For these Thursday’s “Writing faith-based fiction” series, a few weeks ago–I can’t remember the exact Thursday–I used an example of The Life of Pi for writing faith-based fiction. I love how Yann Martel brings together the Christian faith with the Hindi faith in his story. I thought he had written in (and joined) the two faiths so elegantly that it did not offend my Christian sensibilities.
But as a writer, I am also fascinated that the publisher, Mariner Books, classified the genres on Amazon in Sea Adventures, Teens, and in Literary fiction categories. I understand why but to me the story felt more like magical realism at times, especially with the scenes where Pi was in the boat with the tiger. Yann Martel won the 2002 Man Booker Award for The Life of Pi which was released in 2003. Martel has a Wiki page where you can learn more about him and his life as a Spanish-born Canadian author best known for the Man Booker Prize-winning novel Life of Pi, and a #1 international bestseller.
So, why am I bringing up Martel’s story again? Well, because I love the devices he’s used writing this story–the suspense and tension found on the boat, the ending and the arc of the character when we learn how Pi’s faith kept him sane through the turmoil on the ocean. Which, is a Biblical reference to being tossed by the waves. Here’s that passage from the New King James Version found in Matthew 14:
Jesus Walks on the Sea
22 Immediately Jesus made His disciples get into the boat and go before Him to the other side, while He sent the multitudes away. 23 And when He had sent the multitudes away, He went up on the mountain by Himself to pray. Now when evening came, He was alone there. 24 But the boat was now in the middle of the sea,[a] tossed by the waves, for the wind was contrary.
25 Now in the fourth watch of the night Jesus went to them, walking on the sea. 26 And when the disciples saw Him walking on the sea, they were troubled, saying, “It is a ghost!” And they cried out for fear.
27 But immediately Jesus spoke to them, saying, “Be of good cheer! It is I; do not be afraid.”

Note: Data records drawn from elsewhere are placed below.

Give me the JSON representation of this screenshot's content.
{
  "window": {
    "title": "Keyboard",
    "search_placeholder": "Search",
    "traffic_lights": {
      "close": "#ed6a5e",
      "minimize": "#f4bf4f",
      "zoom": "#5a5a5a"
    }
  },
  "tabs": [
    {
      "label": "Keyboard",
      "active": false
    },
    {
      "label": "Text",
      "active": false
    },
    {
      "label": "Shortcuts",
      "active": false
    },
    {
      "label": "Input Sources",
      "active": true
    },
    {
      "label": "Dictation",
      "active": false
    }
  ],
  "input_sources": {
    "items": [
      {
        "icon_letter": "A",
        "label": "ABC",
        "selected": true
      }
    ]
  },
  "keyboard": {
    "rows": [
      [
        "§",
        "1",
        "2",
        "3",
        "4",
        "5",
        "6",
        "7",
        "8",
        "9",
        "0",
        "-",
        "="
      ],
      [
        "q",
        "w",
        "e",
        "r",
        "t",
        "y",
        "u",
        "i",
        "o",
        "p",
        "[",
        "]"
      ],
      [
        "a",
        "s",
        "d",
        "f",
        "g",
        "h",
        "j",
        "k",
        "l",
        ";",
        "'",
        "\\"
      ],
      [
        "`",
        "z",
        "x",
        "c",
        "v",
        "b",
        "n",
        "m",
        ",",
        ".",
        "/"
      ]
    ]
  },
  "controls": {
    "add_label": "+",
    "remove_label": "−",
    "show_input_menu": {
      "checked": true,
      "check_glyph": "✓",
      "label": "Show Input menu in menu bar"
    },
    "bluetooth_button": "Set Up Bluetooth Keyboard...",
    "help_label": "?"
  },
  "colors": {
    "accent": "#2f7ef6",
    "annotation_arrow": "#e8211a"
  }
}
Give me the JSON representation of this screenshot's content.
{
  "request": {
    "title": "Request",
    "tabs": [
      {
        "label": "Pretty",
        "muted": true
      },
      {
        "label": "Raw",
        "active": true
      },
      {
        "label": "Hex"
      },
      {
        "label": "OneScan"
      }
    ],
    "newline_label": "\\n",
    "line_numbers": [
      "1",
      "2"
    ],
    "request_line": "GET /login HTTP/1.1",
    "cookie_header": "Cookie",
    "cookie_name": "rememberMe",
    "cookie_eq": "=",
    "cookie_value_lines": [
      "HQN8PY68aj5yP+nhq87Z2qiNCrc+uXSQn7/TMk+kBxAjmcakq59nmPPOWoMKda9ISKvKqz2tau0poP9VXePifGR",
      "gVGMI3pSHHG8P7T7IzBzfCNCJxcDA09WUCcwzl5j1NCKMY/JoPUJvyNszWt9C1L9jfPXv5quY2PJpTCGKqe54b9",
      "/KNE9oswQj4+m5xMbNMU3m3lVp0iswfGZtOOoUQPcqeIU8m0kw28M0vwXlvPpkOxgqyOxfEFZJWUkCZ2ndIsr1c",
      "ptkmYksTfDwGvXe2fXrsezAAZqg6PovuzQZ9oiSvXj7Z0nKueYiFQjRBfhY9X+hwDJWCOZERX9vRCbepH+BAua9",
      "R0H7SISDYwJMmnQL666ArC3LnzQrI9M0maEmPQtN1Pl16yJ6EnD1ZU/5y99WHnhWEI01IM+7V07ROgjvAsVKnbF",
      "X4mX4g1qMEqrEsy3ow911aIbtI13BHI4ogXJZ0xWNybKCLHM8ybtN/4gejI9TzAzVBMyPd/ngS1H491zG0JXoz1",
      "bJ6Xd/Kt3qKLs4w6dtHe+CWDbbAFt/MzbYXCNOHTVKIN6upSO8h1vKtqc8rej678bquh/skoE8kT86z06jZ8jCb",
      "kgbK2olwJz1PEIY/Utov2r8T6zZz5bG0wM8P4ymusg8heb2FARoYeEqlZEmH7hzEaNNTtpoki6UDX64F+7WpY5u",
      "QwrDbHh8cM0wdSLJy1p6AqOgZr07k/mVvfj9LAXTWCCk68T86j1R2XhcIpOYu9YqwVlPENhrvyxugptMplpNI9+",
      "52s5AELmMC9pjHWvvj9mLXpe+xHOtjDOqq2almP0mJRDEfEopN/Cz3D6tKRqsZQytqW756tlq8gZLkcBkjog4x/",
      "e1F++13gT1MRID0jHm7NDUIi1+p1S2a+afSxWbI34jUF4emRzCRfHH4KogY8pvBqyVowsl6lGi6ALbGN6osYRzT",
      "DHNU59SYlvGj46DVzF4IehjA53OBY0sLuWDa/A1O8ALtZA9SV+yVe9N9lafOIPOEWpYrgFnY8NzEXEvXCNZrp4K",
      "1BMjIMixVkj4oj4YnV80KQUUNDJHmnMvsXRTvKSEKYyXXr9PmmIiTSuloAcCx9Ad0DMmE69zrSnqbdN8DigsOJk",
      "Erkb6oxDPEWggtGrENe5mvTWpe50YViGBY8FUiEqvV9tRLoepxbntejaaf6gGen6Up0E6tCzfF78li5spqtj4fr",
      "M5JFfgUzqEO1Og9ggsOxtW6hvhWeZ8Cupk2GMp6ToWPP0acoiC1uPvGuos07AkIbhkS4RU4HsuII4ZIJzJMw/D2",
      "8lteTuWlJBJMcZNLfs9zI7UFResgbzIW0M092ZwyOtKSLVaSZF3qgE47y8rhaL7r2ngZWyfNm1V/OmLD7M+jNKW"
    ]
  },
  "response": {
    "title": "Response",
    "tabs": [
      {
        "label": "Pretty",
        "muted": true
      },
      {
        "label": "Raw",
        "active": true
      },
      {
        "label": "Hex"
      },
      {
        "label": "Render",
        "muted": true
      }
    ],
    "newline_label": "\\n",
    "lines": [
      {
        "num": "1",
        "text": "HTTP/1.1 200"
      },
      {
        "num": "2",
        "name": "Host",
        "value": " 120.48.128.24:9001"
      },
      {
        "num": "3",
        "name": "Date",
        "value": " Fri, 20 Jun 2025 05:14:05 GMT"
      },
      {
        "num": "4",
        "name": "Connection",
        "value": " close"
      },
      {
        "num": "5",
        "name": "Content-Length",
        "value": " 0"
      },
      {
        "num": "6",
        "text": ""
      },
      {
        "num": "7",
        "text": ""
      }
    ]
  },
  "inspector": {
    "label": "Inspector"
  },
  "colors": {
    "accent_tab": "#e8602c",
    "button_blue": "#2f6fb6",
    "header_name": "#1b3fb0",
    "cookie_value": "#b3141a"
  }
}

When you think about Martel’s Life of Pi and this scripture you can see that once Pi contained his fears, he conquered them, (through his faith we learn later) and then was saved.
Some have said that this is a story of survival and I have to say, aren’t all stories… but, for me, The Life of Pi is a story of great faith and redemption once he accepts his fate and then accepts his faith.
So, how do you feel about faith-based stories or even The Life of Pi? I’d love to get your take on it.
And, hey, I write novels. And sometimes poetry. ~Susan